—Parsons' obituary in the June 19, 1952 edition of The Pasadena Independent
Theories about Jack Parsons death continued - suicide? Murder? An assassination planned by Howard Hughes in response to Parsons' "suspected theft of Hughes Aircraft Company documents". Others became convinced the police had a role in Jack's death, or those who opposed Jack's work for Israel. But Jack Parsons death has never been definitely explained.
A private prayer service was held for Parsons at the funeral home where his body was cremated. Cameron scattered his ashes in the Mojave Desert, before burning most of his possessions. She later tried to perform astral projection to commune with him.
The Remains and Reminder of An Innovator
To end this, I can't express more how much Jack Parsons influenced the scientific and space community in America and around the world.
In December 1958, JPL was integrated into the newly established National Aeronautics and Space Administration, having built the Explorer 1 satellite that commenced America's Space Race with the Soviet Union.
Wernher von Braun—who was nicknamed "The Father of Rocket Science"—once argued that Parsons was more worthy of this moniker.
Among the aerospace industry, JPL was nicknamed as standing for "Jack Parsons' Laboratory" or "Jack Parsons Lives"
The International Astronomical Union decided to name a crater on the far side of the Moon Parsons after him in 1972.
In 1999, Feral House published the biography Sex and Rockets: The Occult World of Jack Parsons by John Carter, who opined that Parsons had accomplished more in under five years of research than Robert H. Goddard had in his lifetime, and said that his role in the development of rocket technology had been neglected by historians of science; Carter thought that Parsons' abilities and accomplishments as an occultist had been overestimated and exaggerated among Western esotericists, emphasizing his disowning by Crowley for practicing magic beyond his grade.

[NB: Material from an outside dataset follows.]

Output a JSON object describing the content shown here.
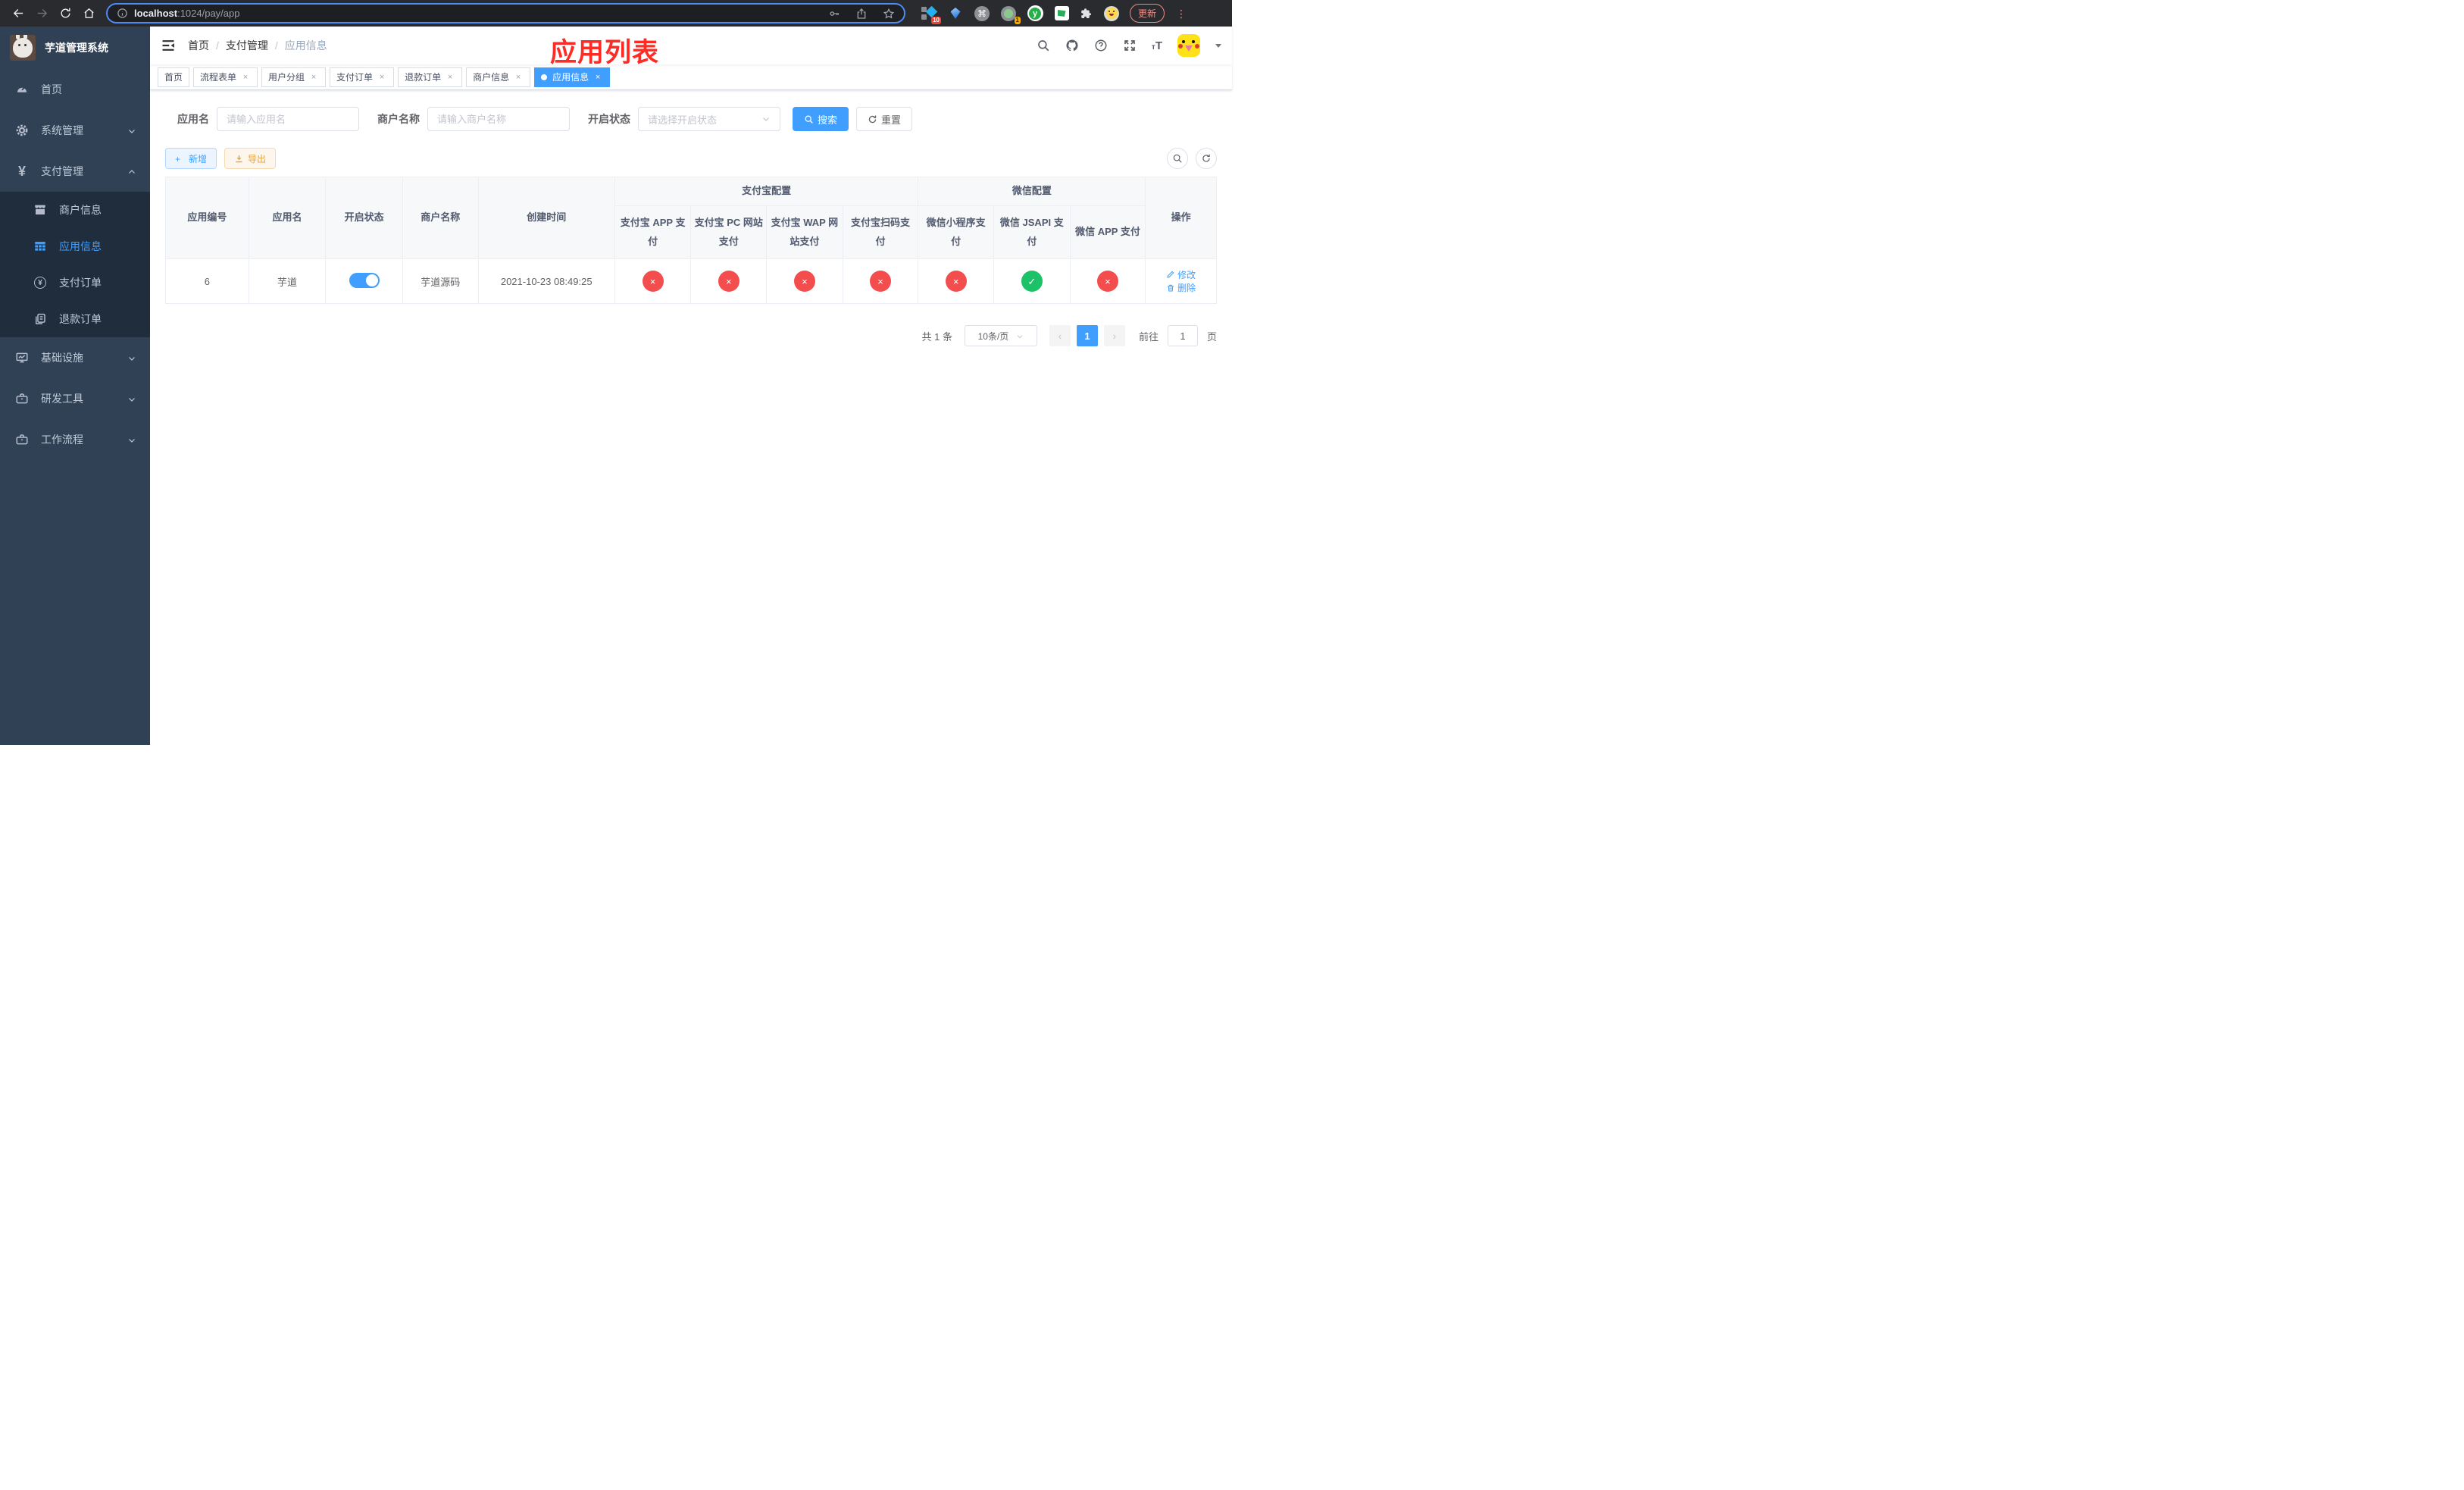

In 2005, Weidenfeld & Nicolson published Strange Angel: The Otherworldly Life of Rocket Scientist John Whiteside Parsons by George Pendle, who described Parsons as "the Che Guevara of occultism". Pendle said that although Parsons "would not live to see his dream of space travel come true, he was essential to making it a reality." Pendle considered that the cultural stigma attached to Parsons' occultism was the primary cause of his low public profile, noting that "Like many scientific mavericks, Parsons was eventually discarded by the establishment once he had served his purpose." It was this unorthodox mindset, creatively facilitated by his science fiction fandom and "willingness to believe in magic's efficacy", Pendle argued, "that allowed him to break scientific barriers previously thought to be indestructible"—commenting that Parsons "saw both space and magic as ways of exploring these new frontiers—one breaking free from Earth literally and metaphysically."